Whatever the records say, give every one of them again exactly.
(Data provided begins)
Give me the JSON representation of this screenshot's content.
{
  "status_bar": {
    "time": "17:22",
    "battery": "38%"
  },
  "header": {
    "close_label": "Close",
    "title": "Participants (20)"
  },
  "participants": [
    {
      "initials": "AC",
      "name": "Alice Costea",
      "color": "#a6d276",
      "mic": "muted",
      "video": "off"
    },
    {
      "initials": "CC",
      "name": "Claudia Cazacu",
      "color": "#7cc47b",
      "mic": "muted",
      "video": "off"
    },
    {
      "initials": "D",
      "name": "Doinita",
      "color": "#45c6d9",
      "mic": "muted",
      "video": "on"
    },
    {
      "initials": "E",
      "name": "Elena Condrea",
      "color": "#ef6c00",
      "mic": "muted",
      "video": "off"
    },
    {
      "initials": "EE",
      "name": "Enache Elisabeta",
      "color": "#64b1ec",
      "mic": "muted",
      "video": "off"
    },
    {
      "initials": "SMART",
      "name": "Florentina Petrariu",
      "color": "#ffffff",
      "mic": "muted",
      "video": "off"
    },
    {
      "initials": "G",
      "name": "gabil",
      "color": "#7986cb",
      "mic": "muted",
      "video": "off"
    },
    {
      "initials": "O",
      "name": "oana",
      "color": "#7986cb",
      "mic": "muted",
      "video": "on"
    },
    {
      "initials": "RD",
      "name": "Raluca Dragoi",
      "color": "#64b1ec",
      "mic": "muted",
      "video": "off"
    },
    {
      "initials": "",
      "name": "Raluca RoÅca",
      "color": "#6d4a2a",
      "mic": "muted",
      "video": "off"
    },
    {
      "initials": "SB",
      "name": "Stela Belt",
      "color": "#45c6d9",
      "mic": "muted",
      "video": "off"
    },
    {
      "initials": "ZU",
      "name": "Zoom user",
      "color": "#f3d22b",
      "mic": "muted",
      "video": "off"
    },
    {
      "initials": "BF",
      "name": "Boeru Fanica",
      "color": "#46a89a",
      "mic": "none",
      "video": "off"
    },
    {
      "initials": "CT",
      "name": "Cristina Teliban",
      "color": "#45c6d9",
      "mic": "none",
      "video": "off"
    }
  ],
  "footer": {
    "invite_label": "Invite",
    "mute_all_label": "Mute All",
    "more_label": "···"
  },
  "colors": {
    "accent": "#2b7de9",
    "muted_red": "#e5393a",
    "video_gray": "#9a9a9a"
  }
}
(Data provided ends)
Reply ->
Give me the JSON representation of this screenshot's content.
{
  "status_bar": {
    "time": "17:22",
    "battery": "38%"
  },
  "header": {
    "close_label": "Close",
    "title": "Participants (20)"
  },
  "participants": [
    {
      "initials": "AC",
      "name": "Alice Costea",
      "color": "#a6d276",
      "mic": "muted",
      "video": "off"
    },
    {
      "initials": "CC",
      "name": "Claudia Cazacu",
      "color": "#7cc47b",
      "mic": "muted",
      "video": "off"
    },
    {
      "initials": "D",
      "name": "Doinita",
      "color": "#45c6d9",
      "mic": "muted",
      "video": "on"
    },
    {
      "initials": "E",
      "name": "Elena Condrea",
      "color": "#ef6c00",
      "mic": "muted",
      "video": "off"
    },
    {
      "initials": "EE",
      "name": "Enache Elisabeta",
      "color": "#64b1ec",
      "mic": "muted",
      "video": "off"
    },
    {
      "initials": "SMART",
      "name": "Florentina Petrariu",
      "color": "#ffffff",
      "mic": "muted",
      "video": "off"
    },
    {
      "initials": "G",
      "name": "gabil",
      "color": "#7986cb",
      "mic": "muted",
      "video": "off"
    },
    {
      "initials": "O",
      "name": "oana",
      "color": "#7986cb",
      "mic": "muted",
      "video": "on"
    },
    {
      "initials": "RD",
      "name": "Raluca Dragoi",
      "color": "#64b1ec",
      "mic": "muted",
      "video": "off"
    },
    {
      "initials": "",
      "name": "Raluca RoÅca",
      "color": "#6d4a2a",
      "mic": "muted",
      "video": "off"
    },
    {
      "initials": "SB",
      "name": "Stela Belt",
      "color": "#45c6d9",
      "mic": "muted",
      "video": "off"
    },
    {
      "initials": "ZU",
      "name": "Zoom user",
      "color": "#f3d22b",
      "mic": "muted",
      "video": "off"
    },
    {
      "initials": "BF",
      "name": "Boeru Fanica",
      "color": "#46a89a",
      "mic": "none",
      "video": "off"
    },
    {
      "initials": "CT",
      "name": "Cristina Teliban",
      "color": "#45c6d9",
      "mic": "none",
      "video": "off"
    }
  ],
  "footer": {
    "invite_label": "Invite",
    "mute_all_label": "Mute All",
    "more_label": "···"
  },
  "colors": {
    "accent": "#2b7de9",
    "muted_red": "#e5393a",
    "video_gray": "#9a9a9a"
  }
}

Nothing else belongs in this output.